When asked about my studio practice, I often speak about how I enter into a conversation with the painting. I talk about the discovery that is inherent in the process. When I am painting an abstraction I embark with vague notions but often no clear destination.
Working in this way, without a net (if you will) requires a radical trust in the process.
There is something wonderful in allowing yourself to hold nothing back as you seek a painting. Many times this manner of working is exhilarating and uplifting.
At other times I am utterly frustrated by all of it.
I thought I’d show you the development of this painting, to illustrate what I am talking about. This happens to be one of those painful processes. I took pictures of some of the stages as I went along. While all studio sessions are not recorded, you can witness how I responded to the painting in development, adding and subtracting color, marks and forms.
As you can see above, this painting began with an underpainting in shades of gray. I started by mixing a chromatic gray, combining primary colors with white to obtain rich tonal colors to serve as a basic understructure for the colored glazes of oil paint.
At the beginning, there are only washes and marks, yet I was full of energy, interested and positive about what would emerge.
In the third image you can see that I started to introduce yellow and ochre as the first colors. In later sessions I added more color.
(The fourth image does not represent the next studio session. There are missing stages between the third and fourth image.)
This 30 x 30” painting, which developed over months was slow going. I floundered a while. My energy sagged. I became frustrated at times. On more than one occasion I considered just coating the entire canvas in solid black or some solid whitewash, to begin again.
As you can see here I covered much of it in red, and below you see I at some later point I covered much of it in green.
Not shown above is another stage where I painted red in again.
I was so frustrated I put the painting aside many times and worked on other paintings.
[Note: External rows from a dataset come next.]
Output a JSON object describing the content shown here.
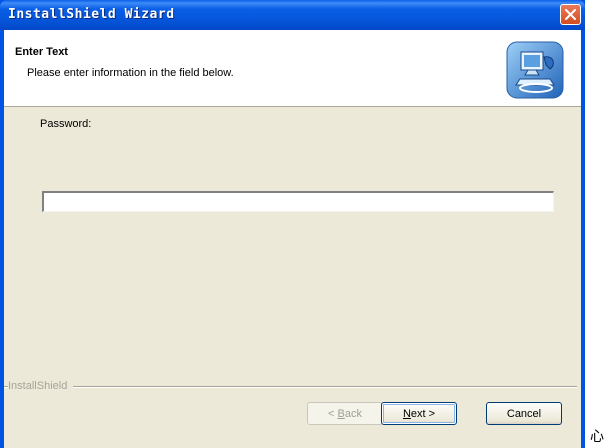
{
  "window": {
    "title": "InstallShield Wizard",
    "colors": {
      "titlebar": "#0054e3",
      "client": "#ece9d8",
      "close": "#d44d20"
    }
  },
  "header": {
    "title": "Enter Text",
    "subtitle": "Please enter information in the field below.",
    "icon": "computer-setup-icon"
  },
  "form": {
    "label": "Password:",
    "value": ""
  },
  "brand": {
    "text": "InstallShield"
  },
  "buttons": {
    "back": {
      "prefix": "< ",
      "mnemonic": "B",
      "rest": "ack"
    },
    "next": {
      "mnemonic": "N",
      "rest": "ext >"
    },
    "cancel": "Cancel"
  },
  "stray_text": "心"
}
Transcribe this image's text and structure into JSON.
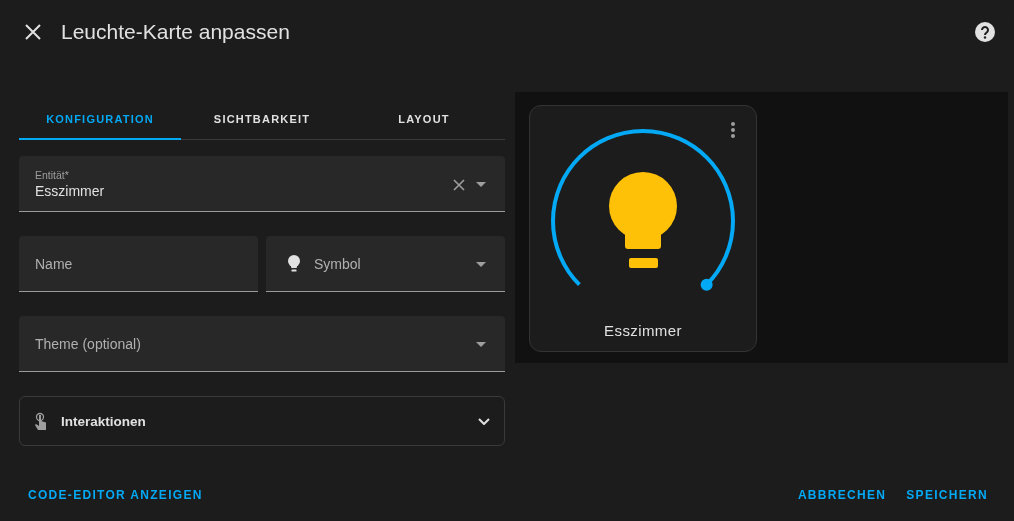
{
  "dialog": {
    "title": "Leuchte-Karte anpassen"
  },
  "tabs": [
    {
      "label": "KONFIGURATION",
      "selected": true
    },
    {
      "label": "SICHTBARKEIT",
      "selected": false
    },
    {
      "label": "LAYOUT",
      "selected": false
    }
  ],
  "entity_field": {
    "label": "Entität*",
    "value": "Esszimmer"
  },
  "name_field": {
    "placeholder": "Name"
  },
  "icon_field": {
    "placeholder": "Symbol"
  },
  "theme_field": {
    "placeholder": "Theme (optional)"
  },
  "interactions": {
    "label": "Interaktionen",
    "expanded": false
  },
  "preview": {
    "name": "Esszimmer"
  },
  "footer": {
    "code_editor": "CODE-EDITOR ANZEIGEN",
    "cancel": "ABBRECHEN",
    "save": "SPEICHERN"
  }
}
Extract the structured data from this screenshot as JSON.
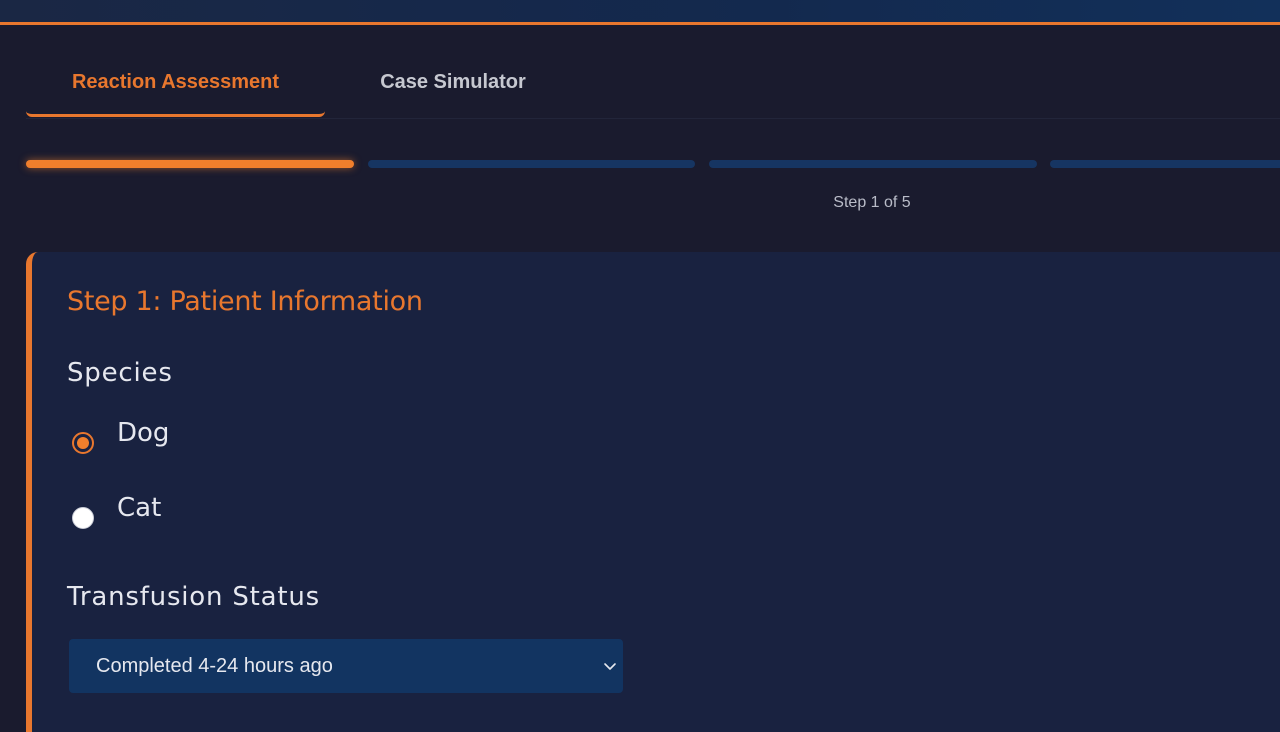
{
  "tabs": [
    {
      "label": "Reaction Assessment",
      "active": true
    },
    {
      "label": "Case Simulator",
      "active": false
    }
  ],
  "progress": {
    "current_step": 1,
    "total_steps": 5,
    "label": "Step 1 of 5"
  },
  "card": {
    "title": "Step 1: Patient Information",
    "species": {
      "label": "Species",
      "options": [
        {
          "label": "Dog",
          "checked": true
        },
        {
          "label": "Cat",
          "checked": false
        }
      ]
    },
    "transfusion_status": {
      "label": "Transfusion Status",
      "selected": "Completed 4-24 hours ago"
    }
  },
  "icons": {
    "dropdown": "chevron-down-icon",
    "radio_checked": "radio-checked-icon",
    "radio_unchecked": "radio-unchecked-icon"
  },
  "colors": {
    "accent": "#e8772e",
    "background": "#1a1b2e",
    "card": "#192240",
    "progress_inactive": "#163562",
    "select_background": "#123461"
  }
}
Always keeping this in my peripheral vision, sometimes I would turn from the new painting and work on this one a while.
Often the changes made were so small they were hardly noticeable.
Even though I did not take a picture after every session where I painted on this canvas, you can see where I removed areas and then (quite unconsciously!) painted them back in.
As the work continued, there were blues and red-manganese, and orange!
And finally, one day I turned away from a different painting and in a spurt of energy painted the final strokes, adding the color that pulled the entire piece together.
I moved the painting into a room that I live in, so that I would look at it from time to time, as a spectator, an innocent bystander, to see if it resonated.
It has been a few months now. I have accepted it as complete.
Funny, I see an oasis here, a place of peace.
Ain’t that like life?